_EXERCISE DIRECTIONS_
In the data below, which lines hold "第十河川局"? Copy every one.

_DATA RECORDS_
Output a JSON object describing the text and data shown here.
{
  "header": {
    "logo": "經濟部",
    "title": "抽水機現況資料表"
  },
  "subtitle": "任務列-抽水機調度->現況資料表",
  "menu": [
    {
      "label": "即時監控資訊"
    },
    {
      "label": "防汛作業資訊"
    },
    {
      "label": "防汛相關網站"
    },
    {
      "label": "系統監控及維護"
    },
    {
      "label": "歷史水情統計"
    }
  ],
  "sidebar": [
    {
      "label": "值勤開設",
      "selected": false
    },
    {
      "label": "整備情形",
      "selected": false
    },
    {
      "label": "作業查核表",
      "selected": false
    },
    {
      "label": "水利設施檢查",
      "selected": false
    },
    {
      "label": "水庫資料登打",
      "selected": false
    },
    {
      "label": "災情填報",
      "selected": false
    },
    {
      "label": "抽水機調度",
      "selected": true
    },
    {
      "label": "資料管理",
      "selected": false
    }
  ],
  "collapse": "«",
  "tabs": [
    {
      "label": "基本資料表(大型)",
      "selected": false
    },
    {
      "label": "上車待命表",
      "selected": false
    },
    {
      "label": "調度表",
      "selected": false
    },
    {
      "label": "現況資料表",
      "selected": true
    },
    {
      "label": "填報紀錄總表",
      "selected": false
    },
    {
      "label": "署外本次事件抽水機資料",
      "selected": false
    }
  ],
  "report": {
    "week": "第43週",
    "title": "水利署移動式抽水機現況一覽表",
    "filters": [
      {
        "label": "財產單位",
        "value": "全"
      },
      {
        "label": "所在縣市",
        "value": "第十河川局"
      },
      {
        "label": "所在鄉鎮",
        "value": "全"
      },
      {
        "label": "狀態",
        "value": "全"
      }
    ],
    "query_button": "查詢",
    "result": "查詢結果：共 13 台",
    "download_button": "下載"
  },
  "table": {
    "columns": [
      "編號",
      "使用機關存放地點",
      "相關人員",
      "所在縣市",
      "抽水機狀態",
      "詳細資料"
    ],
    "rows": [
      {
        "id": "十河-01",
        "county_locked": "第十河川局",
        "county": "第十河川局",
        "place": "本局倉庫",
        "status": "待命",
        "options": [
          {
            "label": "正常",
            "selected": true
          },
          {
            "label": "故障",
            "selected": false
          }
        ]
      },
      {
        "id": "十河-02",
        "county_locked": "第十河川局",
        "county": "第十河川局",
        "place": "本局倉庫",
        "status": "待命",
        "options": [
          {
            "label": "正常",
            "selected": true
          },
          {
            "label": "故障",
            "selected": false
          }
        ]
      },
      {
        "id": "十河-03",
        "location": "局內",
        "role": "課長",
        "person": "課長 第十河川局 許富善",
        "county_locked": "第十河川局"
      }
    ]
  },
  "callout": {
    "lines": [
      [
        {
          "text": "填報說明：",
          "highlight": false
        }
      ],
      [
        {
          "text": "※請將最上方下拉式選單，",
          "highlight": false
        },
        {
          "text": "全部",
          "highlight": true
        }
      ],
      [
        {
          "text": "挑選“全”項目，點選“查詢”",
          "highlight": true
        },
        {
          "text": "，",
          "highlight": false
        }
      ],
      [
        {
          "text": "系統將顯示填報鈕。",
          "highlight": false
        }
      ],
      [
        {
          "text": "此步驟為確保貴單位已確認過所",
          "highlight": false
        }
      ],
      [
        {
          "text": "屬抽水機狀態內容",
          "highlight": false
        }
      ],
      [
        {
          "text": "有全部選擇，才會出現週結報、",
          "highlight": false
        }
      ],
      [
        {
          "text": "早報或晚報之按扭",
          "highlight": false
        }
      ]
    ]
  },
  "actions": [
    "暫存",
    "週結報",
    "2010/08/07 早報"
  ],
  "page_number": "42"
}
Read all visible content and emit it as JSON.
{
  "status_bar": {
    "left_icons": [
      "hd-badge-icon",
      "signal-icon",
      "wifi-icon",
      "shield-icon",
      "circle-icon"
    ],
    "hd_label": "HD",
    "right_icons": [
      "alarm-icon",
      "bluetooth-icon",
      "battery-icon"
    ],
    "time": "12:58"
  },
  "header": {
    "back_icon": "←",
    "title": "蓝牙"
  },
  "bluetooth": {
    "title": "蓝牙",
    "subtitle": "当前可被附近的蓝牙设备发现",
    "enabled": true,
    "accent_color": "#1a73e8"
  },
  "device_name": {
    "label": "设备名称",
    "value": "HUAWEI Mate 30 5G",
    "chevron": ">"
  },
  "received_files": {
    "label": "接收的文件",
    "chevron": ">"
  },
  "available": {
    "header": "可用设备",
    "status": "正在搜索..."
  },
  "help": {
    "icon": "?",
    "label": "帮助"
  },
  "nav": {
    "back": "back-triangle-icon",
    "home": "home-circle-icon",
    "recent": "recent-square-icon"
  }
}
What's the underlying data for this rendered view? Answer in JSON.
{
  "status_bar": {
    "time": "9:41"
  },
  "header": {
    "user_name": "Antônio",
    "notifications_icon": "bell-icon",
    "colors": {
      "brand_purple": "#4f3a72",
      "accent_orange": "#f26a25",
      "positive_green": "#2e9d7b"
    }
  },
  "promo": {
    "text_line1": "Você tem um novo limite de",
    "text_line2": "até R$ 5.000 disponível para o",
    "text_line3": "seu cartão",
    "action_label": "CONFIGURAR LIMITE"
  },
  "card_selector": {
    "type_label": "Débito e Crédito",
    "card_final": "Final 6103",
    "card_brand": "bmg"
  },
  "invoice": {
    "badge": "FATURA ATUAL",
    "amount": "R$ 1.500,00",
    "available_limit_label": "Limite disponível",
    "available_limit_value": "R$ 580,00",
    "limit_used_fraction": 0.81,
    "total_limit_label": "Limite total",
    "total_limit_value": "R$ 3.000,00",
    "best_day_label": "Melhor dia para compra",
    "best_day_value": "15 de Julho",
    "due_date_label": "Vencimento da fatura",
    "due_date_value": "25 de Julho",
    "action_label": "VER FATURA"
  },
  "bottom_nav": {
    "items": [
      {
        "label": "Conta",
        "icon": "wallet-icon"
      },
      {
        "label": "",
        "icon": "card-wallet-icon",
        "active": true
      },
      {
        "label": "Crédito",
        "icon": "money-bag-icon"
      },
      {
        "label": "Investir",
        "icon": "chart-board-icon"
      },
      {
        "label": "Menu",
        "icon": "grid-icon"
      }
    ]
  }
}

_TASK SOLUTION_
        "value": "第十河川局"
        "county_locked": "第十河川局",
        "county": "第十河川局",
        "county_locked": "第十河川局",
        "county": "第十河川局",
        "person": "課長 第十河川局 許富善",
        "county_locked": "第十河川局"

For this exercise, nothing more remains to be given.